    AB - Background Children's physical activity (PA) is affected by socio-economic status (SES) and the environment. Children are not fully autonomous in their decision making; parental decisions thus affect how children utilise their surrounding environments for PA. The aim was to examine environmental influences on children's PA from a qualitative perspective in parents from low SES wards in Coventry, UK. Method 59 parents of children in year 4 (aged 8–9years) completed the ALPHA environmental questionnaire. 16 of these parents took part in focus group discussions examining environmental facilitators and barriers to their child's PA (March–April, 2013). Results Emerging themes related to physical (i.e. poor access, safety and quality of the neighbourhood) and social environment (i.e. ‘rough’ neighbourhood due to crime and anti-social behaviour) influences on the PA behaviour of children. The parents believed these environmental factors resulted in the children engaging in greater sedentary activity (watching TV) indoors. The school environment was perceived as a supportive physical environment for children's PA behaviour.
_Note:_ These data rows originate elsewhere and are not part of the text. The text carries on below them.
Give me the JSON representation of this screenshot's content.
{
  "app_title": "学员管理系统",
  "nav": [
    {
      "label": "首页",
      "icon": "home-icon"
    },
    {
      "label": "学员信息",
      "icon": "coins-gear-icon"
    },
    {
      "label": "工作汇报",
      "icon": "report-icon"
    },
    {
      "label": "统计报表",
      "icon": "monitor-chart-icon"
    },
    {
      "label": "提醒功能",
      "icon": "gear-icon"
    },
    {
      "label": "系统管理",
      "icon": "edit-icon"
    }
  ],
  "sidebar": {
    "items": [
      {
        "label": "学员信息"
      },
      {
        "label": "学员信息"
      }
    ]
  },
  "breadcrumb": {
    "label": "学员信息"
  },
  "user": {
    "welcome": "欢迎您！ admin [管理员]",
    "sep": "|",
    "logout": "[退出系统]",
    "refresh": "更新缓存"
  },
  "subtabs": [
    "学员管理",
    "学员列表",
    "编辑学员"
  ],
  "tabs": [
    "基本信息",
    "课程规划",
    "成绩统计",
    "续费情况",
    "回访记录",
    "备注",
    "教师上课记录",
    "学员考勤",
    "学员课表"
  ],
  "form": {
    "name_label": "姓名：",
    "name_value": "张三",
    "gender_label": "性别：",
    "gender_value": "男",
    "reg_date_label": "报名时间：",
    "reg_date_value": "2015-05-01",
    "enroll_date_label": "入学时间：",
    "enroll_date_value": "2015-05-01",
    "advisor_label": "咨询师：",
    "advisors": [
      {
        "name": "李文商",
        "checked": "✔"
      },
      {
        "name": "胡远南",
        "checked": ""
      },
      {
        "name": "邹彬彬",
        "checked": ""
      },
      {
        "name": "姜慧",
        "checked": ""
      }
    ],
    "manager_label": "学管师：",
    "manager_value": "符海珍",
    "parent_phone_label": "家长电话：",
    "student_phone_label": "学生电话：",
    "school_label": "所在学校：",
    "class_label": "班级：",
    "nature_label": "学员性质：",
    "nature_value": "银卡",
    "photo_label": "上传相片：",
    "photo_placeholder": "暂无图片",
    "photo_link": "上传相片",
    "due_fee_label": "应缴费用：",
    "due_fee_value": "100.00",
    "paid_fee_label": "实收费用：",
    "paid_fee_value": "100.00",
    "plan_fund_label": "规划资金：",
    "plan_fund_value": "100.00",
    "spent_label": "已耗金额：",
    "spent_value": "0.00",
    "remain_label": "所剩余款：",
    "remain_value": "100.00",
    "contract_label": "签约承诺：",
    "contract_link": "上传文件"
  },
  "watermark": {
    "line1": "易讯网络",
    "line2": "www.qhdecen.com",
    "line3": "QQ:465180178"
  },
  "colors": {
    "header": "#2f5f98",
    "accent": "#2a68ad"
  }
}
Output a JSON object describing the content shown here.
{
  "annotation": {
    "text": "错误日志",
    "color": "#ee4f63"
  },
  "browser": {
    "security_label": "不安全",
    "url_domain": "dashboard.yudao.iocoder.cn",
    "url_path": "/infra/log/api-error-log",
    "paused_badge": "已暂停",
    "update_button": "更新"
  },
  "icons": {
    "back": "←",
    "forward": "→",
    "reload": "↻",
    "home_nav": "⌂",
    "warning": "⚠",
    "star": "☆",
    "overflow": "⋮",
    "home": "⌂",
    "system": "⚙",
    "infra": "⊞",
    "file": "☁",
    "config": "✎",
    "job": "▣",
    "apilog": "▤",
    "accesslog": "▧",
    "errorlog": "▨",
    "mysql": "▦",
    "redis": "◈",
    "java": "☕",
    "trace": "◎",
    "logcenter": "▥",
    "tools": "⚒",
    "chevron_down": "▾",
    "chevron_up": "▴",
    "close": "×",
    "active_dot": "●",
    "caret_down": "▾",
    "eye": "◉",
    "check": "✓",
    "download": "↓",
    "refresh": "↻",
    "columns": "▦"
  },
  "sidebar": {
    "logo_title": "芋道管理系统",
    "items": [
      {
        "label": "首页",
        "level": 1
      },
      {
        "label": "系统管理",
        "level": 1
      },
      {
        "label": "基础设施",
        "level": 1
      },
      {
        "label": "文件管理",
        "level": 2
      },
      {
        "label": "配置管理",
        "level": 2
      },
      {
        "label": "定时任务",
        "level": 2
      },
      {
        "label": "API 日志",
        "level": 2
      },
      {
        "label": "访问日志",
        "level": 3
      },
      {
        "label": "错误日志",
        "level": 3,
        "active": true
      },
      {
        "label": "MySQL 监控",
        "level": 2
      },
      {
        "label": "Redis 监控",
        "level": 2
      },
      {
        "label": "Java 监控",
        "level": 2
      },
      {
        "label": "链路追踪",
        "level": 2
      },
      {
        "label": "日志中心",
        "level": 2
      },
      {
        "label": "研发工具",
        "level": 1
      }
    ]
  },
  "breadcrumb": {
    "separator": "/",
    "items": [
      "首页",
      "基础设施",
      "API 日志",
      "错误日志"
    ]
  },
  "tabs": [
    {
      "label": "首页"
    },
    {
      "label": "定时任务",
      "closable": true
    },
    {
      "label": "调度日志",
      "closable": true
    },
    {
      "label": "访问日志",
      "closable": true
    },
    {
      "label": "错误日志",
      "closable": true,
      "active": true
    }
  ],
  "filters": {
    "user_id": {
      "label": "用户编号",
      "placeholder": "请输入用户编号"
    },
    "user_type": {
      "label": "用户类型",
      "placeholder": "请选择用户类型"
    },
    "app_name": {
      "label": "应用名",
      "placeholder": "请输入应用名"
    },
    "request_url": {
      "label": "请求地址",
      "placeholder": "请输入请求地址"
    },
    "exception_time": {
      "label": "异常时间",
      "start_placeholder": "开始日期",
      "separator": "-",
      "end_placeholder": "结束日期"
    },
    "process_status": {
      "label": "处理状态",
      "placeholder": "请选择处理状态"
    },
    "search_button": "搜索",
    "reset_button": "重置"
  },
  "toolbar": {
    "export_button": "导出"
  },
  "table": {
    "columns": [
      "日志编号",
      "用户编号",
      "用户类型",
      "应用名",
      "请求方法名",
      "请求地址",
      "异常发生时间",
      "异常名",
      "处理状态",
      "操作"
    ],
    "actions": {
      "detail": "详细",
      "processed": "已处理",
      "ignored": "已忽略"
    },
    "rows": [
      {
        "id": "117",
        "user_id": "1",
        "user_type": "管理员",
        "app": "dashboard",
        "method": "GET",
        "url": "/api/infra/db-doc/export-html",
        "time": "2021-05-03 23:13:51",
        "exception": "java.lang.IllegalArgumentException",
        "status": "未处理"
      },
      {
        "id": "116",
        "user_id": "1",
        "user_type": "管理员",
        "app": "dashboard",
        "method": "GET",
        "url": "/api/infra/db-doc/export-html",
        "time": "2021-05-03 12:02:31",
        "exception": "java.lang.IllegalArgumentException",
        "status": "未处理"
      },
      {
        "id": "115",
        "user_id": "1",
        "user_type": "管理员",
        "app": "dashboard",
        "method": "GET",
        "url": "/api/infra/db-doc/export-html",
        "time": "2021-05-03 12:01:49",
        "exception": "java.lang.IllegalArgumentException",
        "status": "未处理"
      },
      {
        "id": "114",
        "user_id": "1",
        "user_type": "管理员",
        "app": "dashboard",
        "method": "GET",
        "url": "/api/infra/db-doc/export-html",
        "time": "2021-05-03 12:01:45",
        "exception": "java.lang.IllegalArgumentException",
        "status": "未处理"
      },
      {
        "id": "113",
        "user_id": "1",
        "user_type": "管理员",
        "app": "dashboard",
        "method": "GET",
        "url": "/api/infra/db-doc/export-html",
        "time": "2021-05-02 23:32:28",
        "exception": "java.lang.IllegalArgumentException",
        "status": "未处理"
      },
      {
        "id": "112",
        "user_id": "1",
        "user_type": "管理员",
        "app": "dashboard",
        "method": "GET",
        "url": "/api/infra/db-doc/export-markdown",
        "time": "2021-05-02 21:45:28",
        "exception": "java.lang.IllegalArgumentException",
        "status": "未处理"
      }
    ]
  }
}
Conclusion Parent's perceptions of an unsupportive physical and social environment restrict children's opportunities to play outside and be physically active and may lead to increased body fat (BF). Schools provide a supportive environment for children from low SES to be physically active in. Publisher statement: This is an Open Access report distributed under the terms of the Creative Commons Attribution Non-Commercial No Derivatives License (http://creativecommons.org/licenses/by-nc-nd/3.0/), which permits users to copy, distribute and transmit the work for non-commercial purposes providing it is properly cited.

    KW - deprived

    KW - youth

    KW - attitude

    KW - neighbourhood

    KW - play

    KW - habitual physical activity

    U2 - 10.1016/j.pmedr.2014.09.002

    DO - 10.1016/j.pmedr.2014.09.002

    M3 - Article

    VL - 1

    SP - 32

    EP - 42

    JO - Preventive Medicine Reports

    JF - Preventive Medicine Reports

    SN - 2211-3355

    ER -